Work task: Whenever a line in the records below holds the string "true", copy it out.

*** Opening of Material for the task ***

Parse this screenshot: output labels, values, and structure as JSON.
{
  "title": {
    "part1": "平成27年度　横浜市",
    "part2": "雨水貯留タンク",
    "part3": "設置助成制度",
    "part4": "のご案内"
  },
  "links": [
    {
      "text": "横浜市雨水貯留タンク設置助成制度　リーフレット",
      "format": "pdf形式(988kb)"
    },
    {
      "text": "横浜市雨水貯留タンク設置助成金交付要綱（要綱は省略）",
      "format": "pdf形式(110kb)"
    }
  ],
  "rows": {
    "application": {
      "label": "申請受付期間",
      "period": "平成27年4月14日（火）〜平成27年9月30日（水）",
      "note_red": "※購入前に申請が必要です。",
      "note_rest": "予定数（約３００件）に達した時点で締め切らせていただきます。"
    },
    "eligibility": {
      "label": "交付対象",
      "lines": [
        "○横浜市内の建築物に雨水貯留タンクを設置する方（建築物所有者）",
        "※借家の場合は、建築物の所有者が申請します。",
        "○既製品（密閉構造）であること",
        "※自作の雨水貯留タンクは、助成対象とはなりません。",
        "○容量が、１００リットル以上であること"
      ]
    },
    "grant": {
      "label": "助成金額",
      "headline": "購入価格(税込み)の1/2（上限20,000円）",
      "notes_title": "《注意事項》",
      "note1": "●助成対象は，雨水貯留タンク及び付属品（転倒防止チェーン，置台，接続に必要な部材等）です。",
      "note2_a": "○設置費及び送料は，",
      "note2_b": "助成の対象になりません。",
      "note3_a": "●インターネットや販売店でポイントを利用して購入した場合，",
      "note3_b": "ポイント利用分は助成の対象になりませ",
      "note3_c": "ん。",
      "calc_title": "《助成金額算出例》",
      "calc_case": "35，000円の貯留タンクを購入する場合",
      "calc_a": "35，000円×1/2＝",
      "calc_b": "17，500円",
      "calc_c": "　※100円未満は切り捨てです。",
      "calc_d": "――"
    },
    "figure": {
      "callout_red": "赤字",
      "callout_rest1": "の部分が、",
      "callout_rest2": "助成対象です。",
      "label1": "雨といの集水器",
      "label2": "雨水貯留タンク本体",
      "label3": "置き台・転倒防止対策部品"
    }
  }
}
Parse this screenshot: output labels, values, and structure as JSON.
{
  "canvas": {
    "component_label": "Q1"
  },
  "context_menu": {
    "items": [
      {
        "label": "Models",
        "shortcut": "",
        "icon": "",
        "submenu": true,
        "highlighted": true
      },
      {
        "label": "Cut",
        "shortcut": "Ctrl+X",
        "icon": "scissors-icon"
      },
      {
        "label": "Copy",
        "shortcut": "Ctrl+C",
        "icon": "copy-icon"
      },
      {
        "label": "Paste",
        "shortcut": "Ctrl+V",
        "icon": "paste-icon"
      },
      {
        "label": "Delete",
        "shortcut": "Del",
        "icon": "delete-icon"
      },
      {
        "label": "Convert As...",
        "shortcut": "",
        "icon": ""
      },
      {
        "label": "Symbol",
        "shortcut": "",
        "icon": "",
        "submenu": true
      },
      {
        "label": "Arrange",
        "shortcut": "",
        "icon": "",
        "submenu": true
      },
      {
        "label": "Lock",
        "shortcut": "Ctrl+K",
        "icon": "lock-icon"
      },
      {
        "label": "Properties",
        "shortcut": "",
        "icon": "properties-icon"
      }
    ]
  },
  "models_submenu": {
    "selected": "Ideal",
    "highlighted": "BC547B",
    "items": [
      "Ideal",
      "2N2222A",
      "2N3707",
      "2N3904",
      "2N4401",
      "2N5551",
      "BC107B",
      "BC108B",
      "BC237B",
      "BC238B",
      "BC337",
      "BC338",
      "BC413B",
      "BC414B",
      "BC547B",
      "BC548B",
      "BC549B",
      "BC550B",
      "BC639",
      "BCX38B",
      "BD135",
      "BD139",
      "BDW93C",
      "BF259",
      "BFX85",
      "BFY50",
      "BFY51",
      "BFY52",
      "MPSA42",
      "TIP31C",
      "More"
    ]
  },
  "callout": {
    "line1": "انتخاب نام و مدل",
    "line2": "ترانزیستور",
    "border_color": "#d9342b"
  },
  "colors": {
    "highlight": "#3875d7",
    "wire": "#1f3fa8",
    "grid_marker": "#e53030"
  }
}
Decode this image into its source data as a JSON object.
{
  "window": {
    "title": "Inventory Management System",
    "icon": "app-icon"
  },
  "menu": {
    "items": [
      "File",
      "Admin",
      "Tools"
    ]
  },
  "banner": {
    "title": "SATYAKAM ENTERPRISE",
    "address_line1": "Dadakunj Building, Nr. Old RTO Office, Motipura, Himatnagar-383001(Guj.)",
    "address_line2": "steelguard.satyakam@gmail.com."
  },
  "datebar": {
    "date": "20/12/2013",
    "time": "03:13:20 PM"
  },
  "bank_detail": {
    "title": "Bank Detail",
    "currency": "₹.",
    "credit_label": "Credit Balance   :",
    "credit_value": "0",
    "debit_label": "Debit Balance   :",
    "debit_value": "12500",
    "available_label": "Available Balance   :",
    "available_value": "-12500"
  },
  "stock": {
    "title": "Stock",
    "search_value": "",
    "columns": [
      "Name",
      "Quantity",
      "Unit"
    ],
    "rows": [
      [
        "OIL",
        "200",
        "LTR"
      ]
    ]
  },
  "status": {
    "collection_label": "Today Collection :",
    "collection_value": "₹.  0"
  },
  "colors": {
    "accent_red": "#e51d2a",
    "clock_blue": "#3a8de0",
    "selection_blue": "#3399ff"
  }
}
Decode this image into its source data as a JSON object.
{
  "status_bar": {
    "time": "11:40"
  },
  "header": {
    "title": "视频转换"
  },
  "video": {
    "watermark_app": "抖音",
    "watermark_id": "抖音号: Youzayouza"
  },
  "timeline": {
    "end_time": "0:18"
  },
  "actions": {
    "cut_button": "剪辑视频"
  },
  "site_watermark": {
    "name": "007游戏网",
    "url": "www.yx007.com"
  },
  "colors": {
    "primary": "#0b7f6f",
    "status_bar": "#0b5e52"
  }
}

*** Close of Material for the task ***
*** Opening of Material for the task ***

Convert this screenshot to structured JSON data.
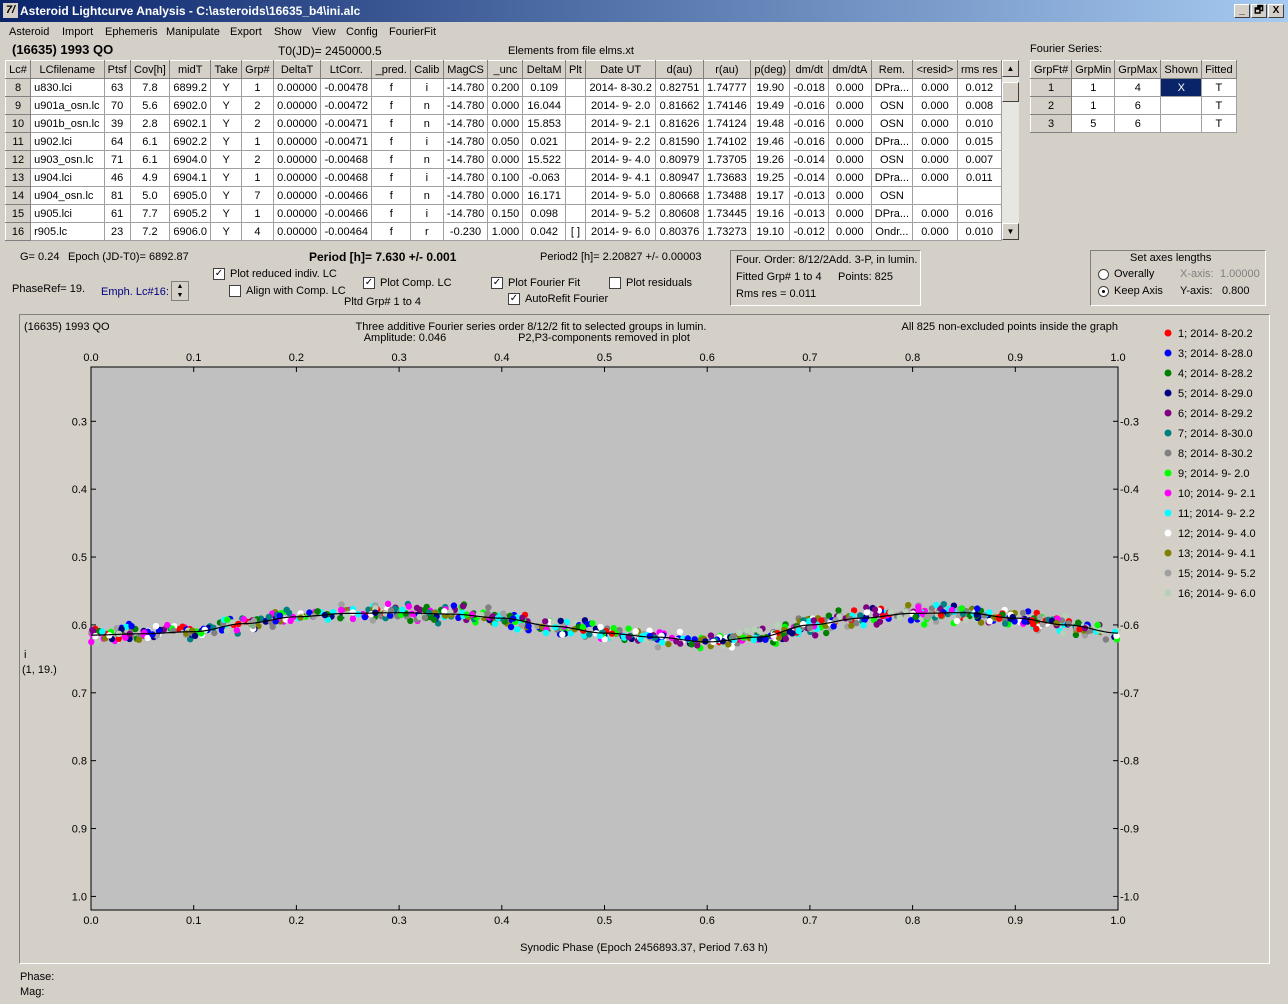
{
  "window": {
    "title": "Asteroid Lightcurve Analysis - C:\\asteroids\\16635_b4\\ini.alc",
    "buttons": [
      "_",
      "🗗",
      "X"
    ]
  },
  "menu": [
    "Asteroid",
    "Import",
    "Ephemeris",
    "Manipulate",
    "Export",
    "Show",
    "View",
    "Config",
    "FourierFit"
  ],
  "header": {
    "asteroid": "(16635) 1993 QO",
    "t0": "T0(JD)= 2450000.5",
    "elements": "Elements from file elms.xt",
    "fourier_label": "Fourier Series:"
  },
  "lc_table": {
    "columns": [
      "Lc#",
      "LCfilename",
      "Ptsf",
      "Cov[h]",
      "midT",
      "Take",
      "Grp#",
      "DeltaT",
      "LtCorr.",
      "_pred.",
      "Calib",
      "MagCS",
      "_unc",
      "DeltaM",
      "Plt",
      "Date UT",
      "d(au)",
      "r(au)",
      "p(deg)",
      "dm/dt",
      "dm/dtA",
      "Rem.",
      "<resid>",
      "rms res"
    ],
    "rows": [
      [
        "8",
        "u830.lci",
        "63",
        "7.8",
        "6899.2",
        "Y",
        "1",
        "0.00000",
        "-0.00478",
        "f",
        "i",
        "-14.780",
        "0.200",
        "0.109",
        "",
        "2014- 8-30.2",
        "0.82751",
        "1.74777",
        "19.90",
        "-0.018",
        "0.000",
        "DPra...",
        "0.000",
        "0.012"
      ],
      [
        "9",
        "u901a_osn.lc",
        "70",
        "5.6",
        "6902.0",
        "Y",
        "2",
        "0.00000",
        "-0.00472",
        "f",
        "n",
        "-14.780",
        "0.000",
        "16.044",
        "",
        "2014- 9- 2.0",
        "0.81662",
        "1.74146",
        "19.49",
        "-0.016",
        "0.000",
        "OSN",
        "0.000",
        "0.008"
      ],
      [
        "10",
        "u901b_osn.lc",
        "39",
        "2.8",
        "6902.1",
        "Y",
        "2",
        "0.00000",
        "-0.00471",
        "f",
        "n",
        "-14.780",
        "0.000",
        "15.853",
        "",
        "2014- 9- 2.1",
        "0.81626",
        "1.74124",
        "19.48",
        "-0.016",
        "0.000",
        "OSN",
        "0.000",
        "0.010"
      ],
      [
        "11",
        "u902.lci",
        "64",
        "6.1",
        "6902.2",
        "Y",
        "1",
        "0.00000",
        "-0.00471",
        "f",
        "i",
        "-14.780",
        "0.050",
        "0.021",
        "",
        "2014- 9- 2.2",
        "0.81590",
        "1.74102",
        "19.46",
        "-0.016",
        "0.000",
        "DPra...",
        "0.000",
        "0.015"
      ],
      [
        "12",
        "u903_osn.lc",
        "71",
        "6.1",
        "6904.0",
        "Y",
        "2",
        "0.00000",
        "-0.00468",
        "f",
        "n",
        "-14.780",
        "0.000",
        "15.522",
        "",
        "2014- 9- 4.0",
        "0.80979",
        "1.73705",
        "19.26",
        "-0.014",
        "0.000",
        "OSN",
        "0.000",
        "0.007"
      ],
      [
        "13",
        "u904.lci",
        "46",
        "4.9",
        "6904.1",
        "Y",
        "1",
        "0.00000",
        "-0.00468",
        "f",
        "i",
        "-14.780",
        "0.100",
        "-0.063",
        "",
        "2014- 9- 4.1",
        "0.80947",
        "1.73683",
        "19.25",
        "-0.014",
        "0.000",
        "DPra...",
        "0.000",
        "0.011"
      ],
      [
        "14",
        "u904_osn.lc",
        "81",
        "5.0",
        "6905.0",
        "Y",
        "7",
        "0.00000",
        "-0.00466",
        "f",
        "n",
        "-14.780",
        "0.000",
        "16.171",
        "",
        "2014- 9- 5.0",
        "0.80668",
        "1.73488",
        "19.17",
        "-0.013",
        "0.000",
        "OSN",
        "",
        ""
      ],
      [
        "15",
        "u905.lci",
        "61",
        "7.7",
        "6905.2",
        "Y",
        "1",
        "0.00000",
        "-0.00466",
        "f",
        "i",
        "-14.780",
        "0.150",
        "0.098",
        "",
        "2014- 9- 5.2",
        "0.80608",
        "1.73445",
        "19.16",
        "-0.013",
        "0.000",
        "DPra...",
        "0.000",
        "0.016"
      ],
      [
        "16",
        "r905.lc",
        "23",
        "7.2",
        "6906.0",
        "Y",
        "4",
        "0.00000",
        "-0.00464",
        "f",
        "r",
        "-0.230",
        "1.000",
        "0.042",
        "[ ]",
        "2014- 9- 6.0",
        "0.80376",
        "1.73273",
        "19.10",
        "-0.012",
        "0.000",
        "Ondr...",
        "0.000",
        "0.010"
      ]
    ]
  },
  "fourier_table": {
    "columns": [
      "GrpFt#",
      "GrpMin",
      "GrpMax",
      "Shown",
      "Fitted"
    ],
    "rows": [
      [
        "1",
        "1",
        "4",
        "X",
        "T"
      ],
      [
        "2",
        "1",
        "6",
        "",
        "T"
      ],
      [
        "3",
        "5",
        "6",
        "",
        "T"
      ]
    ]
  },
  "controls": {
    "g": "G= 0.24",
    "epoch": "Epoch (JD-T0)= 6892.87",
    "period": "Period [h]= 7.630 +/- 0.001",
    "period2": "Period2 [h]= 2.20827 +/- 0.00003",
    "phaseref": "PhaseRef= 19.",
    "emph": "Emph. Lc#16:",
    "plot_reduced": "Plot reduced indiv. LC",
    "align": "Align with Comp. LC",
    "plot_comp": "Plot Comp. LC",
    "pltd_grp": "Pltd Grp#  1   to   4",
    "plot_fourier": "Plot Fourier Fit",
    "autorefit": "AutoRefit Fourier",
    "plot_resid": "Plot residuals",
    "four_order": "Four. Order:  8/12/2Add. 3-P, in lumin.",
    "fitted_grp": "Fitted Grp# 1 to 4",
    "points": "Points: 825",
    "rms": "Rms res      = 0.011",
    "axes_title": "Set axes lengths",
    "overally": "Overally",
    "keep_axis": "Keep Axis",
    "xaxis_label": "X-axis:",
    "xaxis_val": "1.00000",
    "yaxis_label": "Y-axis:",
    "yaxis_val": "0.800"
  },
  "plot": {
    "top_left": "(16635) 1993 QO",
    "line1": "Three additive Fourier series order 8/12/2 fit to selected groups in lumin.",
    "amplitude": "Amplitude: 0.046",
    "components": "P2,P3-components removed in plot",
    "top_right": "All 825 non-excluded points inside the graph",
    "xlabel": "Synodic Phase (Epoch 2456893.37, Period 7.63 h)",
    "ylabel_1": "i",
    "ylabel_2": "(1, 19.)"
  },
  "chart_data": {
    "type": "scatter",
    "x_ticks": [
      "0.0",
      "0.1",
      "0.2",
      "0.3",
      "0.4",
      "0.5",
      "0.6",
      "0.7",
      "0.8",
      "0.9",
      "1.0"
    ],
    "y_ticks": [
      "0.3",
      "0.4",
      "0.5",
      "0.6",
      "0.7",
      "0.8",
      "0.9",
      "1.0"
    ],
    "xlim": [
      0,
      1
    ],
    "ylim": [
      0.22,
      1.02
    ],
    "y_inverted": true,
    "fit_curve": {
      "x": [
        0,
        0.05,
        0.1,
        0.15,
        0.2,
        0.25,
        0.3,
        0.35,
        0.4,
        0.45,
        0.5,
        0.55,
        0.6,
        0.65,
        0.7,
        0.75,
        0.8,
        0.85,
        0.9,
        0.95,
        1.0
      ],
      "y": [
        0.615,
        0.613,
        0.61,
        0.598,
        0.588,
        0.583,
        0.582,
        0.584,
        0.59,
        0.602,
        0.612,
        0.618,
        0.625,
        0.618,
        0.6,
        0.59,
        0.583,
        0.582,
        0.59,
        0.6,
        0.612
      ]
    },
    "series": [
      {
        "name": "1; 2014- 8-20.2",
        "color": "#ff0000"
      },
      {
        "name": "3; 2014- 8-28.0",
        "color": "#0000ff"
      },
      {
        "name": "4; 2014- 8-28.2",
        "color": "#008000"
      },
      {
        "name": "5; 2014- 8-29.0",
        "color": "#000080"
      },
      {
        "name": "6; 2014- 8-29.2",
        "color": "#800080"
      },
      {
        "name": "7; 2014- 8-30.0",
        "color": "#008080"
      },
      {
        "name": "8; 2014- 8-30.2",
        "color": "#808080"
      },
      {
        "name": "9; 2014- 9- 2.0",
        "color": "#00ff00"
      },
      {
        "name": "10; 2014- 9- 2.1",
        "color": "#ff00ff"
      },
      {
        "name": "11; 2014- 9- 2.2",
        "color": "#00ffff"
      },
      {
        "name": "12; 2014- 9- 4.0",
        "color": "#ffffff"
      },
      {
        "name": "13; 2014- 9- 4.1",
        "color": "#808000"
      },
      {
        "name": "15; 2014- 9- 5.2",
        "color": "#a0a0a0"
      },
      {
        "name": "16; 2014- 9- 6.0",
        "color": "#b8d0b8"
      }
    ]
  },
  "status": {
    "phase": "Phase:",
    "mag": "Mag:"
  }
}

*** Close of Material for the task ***
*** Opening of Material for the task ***

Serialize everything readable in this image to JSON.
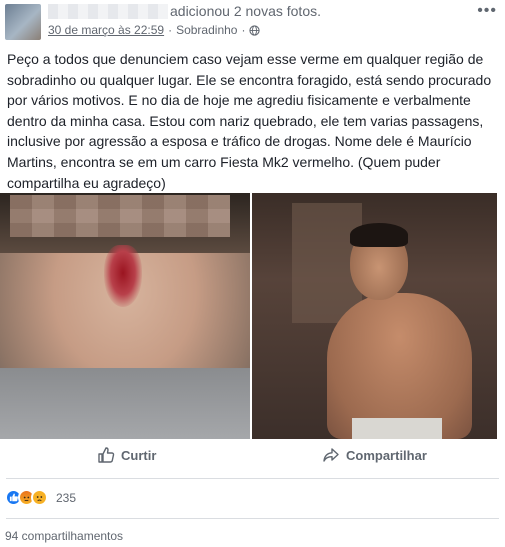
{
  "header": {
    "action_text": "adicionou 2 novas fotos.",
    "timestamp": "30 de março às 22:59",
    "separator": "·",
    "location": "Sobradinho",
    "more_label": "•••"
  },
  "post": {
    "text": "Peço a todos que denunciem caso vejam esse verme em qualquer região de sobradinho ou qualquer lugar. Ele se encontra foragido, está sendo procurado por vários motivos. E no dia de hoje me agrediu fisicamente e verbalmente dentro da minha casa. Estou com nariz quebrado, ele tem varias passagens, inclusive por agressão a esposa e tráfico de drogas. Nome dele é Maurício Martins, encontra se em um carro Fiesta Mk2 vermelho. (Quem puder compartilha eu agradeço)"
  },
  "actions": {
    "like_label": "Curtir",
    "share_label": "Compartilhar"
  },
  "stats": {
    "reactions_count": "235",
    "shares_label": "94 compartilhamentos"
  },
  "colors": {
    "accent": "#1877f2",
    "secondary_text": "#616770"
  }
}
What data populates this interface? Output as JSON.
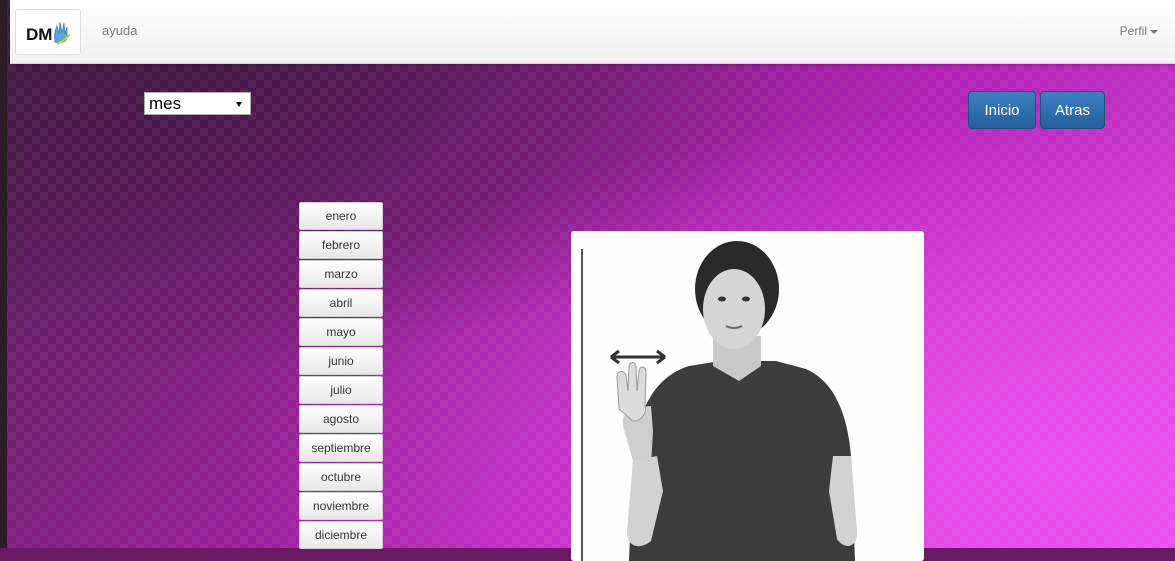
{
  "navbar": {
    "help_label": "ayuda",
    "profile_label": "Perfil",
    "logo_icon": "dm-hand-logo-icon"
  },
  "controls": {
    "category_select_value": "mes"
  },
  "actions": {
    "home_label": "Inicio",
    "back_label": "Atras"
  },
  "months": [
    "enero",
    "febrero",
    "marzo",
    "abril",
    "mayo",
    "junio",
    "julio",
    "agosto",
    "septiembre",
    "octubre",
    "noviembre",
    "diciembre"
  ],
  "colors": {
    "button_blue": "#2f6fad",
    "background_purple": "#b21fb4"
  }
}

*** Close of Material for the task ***

Expected answer:
        "submenu": true,
        "highlighted": true
        "submenu": true
        "submenu": true
    "y_inverted": true,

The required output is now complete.